  • Trump’s bans on Muslin-majority nations excluded countries where Trump has business interests.
  • China’s government-owned bank is the single largest tenant in Trump Tower and the lease will come up for renewal during Trump’s presidency.
  • Since Trump’s election, initiation fees at Mar-a-Lago have doubled to $200,000.

Wallace could have added that Trump has yet to make good on Dillon’s promise to donate all Trump hotel profits from foreign governments to the U.S. Treasury. And his organization’s post-election success in registering Trump trademarks around the world has been phenomenal.

“It is painfully obvious that Trump is using his office for personal gain,” Wallace continued. “And Morgan Lewis is enabling and legitimizing this… Americans deserve a president of undivided loyalty. Your firm has denied them that.”

What’s Next? Nothing Good for Morgan Lewis

Here is my next prediction: more clients will fire Morgan Lewis. Corporate boards and CEOs will shun a firm willing to tolerate Dillon’s unprofessional performance on January 11. They’ll act on their belief that preserving critical norms of democracy should outweigh a firm’s desire to do almost anything for a client’s billable hour.

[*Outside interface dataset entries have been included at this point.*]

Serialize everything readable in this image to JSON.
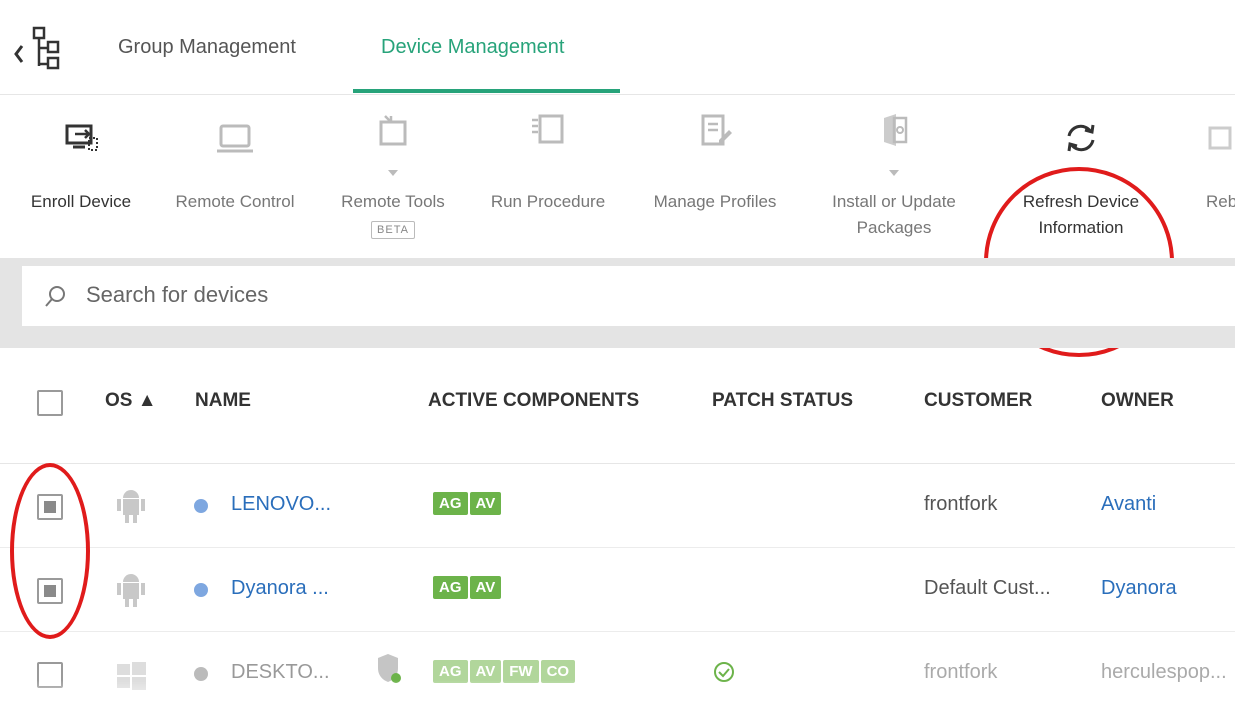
{
  "tabs": {
    "group": "Group Management",
    "device": "Device Management"
  },
  "toolbar": [
    {
      "label": "Enroll Device",
      "icon": "enroll-device-icon"
    },
    {
      "label": "Remote Control",
      "icon": "monitor-icon"
    },
    {
      "label": "Remote Tools",
      "icon": "remote-tools-icon",
      "badge": "BETA"
    },
    {
      "label": "Run Procedure",
      "icon": "run-procedure-icon"
    },
    {
      "label": "Manage Profiles",
      "icon": "manage-profiles-icon"
    },
    {
      "label": "Install or Update Packages",
      "icon": "package-icon"
    },
    {
      "label": "Refresh Device Information",
      "icon": "refresh-icon"
    },
    {
      "label": "Reb",
      "icon": "reboot-icon"
    }
  ],
  "search": {
    "placeholder": "Search for devices"
  },
  "table": {
    "headers": {
      "os": "OS ▲",
      "name": "NAME",
      "components": "ACTIVE COMPONENTS",
      "patch": "PATCH STATUS",
      "customer": "CUSTOMER",
      "owner": "OWNER"
    },
    "rows": [
      {
        "name": "LENOVO...",
        "components": [
          "AG",
          "AV"
        ],
        "customer": "frontfork",
        "owner": "Avanti",
        "checked": true
      },
      {
        "name": "Dyanora ...",
        "components": [
          "AG",
          "AV"
        ],
        "customer": "Default Cust...",
        "owner": "Dyanora",
        "checked": true
      },
      {
        "name": "DESKTO...",
        "components": [
          "AG",
          "AV",
          "FW",
          "CO"
        ],
        "customer": "frontfork",
        "owner": "herculespop...",
        "checked": false
      }
    ]
  },
  "colors": {
    "accent": "#27a37a",
    "highlight": "#e01b1b",
    "link": "#2a6ebb",
    "badge": "#6cb34a"
  }
}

But the most discerning of general counsels will leave Morgan Lewis for an entirely different reason that has nothing to do with Trump, politics, the appropriate limits of a lawyer’s role as client advocate, or every attorney’s sworn duty to protect the U.S. Constitution. Substantively, the Trump conflicts plan is embarrassingly bad lawyering.